Assignment ::
From the entries, copy out every line in which the word "warriors" is found.

Dataset records ::
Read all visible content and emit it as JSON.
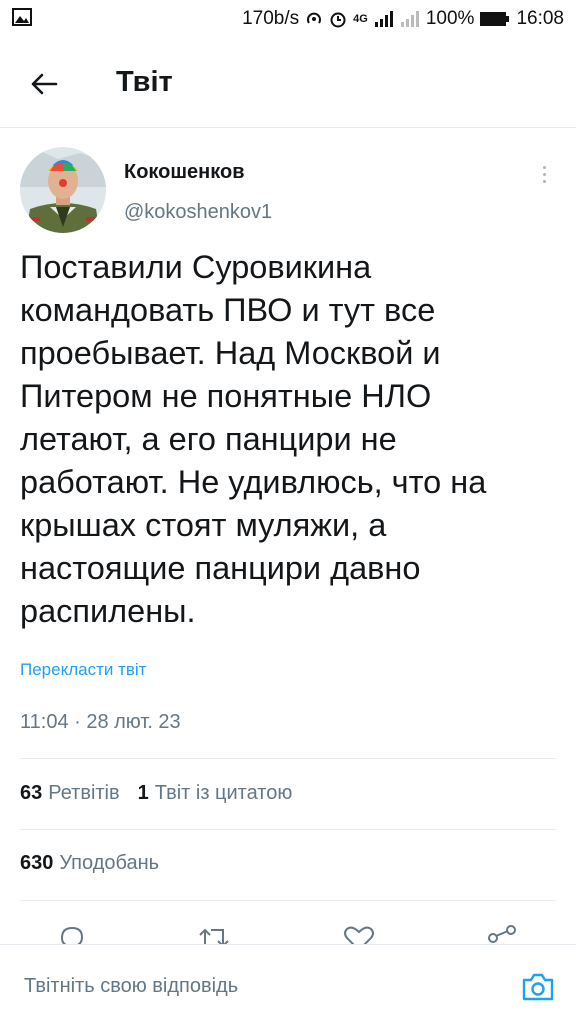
{
  "status_bar": {
    "net_speed": "170b/s",
    "network_type": "4G",
    "battery": "100%",
    "time": "16:08"
  },
  "header": {
    "title": "Твіт",
    "back_icon": "arrow-left-icon"
  },
  "tweet": {
    "author_name": "Кокошенков",
    "author_handle": "@kokoshenkov1",
    "text": "Поставили Суровикина\nкомандовать ПВО и тут все\nпроебывает. Над Москвой и\nПитером не понятные НЛО\nлетают, а его панцири не\nработают. Не удивлюсь, что на\nкрышах стоят муляжи, а\nнастоящие панцири давно\nраспилены.",
    "translate_label": "Перекласти твіт",
    "timestamp": "11:04 · 28 лют. 23"
  },
  "stats": {
    "retweets_count": "63",
    "retweets_label": "Ретвітів",
    "quotes_count": "1",
    "quotes_label": "Твіт із цитатою",
    "likes_count": "630",
    "likes_label": "Уподобань"
  },
  "actions": {
    "icons": [
      "reply-icon",
      "retweet-icon",
      "like-icon",
      "share-icon"
    ]
  },
  "reply": {
    "placeholder": "Твітніть свою відповідь",
    "camera_icon": "camera-icon"
  },
  "colors": {
    "accent": "#1da1f2",
    "text_primary": "#14171a",
    "text_secondary": "#657786",
    "divider": "#e6ecf0"
  }
}
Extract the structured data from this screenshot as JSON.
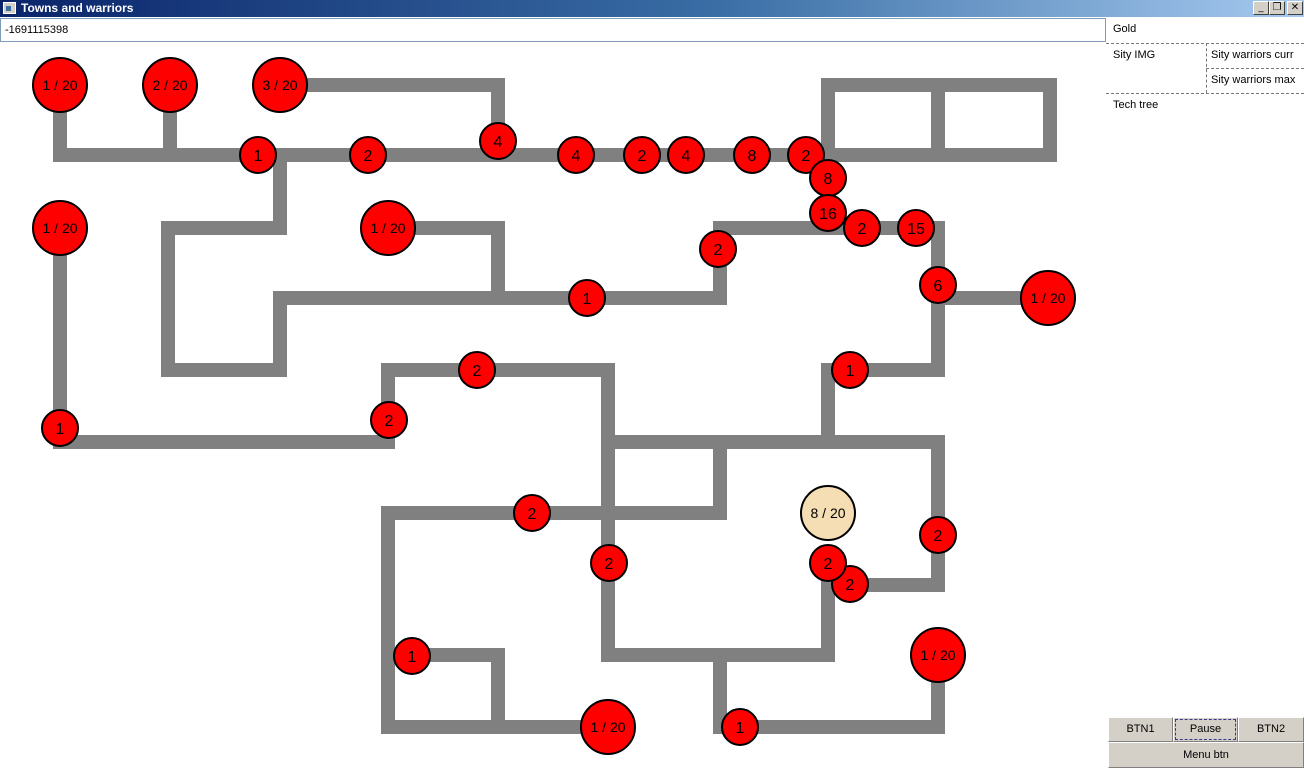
{
  "window": {
    "title": "Towns and warriors"
  },
  "seed_field": {
    "value": "-1691115398"
  },
  "side_panel": {
    "gold_label": "Gold",
    "city_img_label": "Sity IMG",
    "warriors_curr_label": "Sity warriors curr",
    "warriors_max_label": "Sity warriors max",
    "tech_tree_label": "Tech tree",
    "buttons": {
      "btn1": "BTN1",
      "pause": "Pause",
      "btn2": "BTN2",
      "menu": "Menu btn"
    }
  },
  "colors": {
    "enemy": "#ff0000",
    "player": "#f5deb3",
    "road": "#808080"
  },
  "cities": [
    {
      "label": "1 / 20",
      "owner": "enemy"
    },
    {
      "label": "2 / 20",
      "owner": "enemy"
    },
    {
      "label": "3 / 20",
      "owner": "enemy"
    },
    {
      "label": "1 / 20",
      "owner": "enemy"
    },
    {
      "label": "1 / 20",
      "owner": "enemy"
    },
    {
      "label": "1 / 20",
      "owner": "enemy"
    },
    {
      "label": "8 / 20",
      "owner": "player"
    },
    {
      "label": "1 / 20",
      "owner": "enemy"
    },
    {
      "label": "1 / 20",
      "owner": "enemy"
    }
  ],
  "armies": [
    {
      "label": "1"
    },
    {
      "label": "2"
    },
    {
      "label": "4"
    },
    {
      "label": "4"
    },
    {
      "label": "2"
    },
    {
      "label": "4"
    },
    {
      "label": "8"
    },
    {
      "label": "2"
    },
    {
      "label": "8"
    },
    {
      "label": "16"
    },
    {
      "label": "2"
    },
    {
      "label": "15"
    },
    {
      "label": "2"
    },
    {
      "label": "1"
    },
    {
      "label": "6"
    },
    {
      "label": "1"
    },
    {
      "label": "2"
    },
    {
      "label": "2"
    },
    {
      "label": "1"
    },
    {
      "label": "2"
    },
    {
      "label": "2"
    },
    {
      "label": "2"
    },
    {
      "label": "2"
    },
    {
      "label": "2"
    },
    {
      "label": "1"
    },
    {
      "label": "1"
    }
  ]
}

Task result ::
    "title": "Towns and warriors"
    "warriors_curr_label": "Sity warriors curr",
    "warriors_max_label": "Sity warriors max",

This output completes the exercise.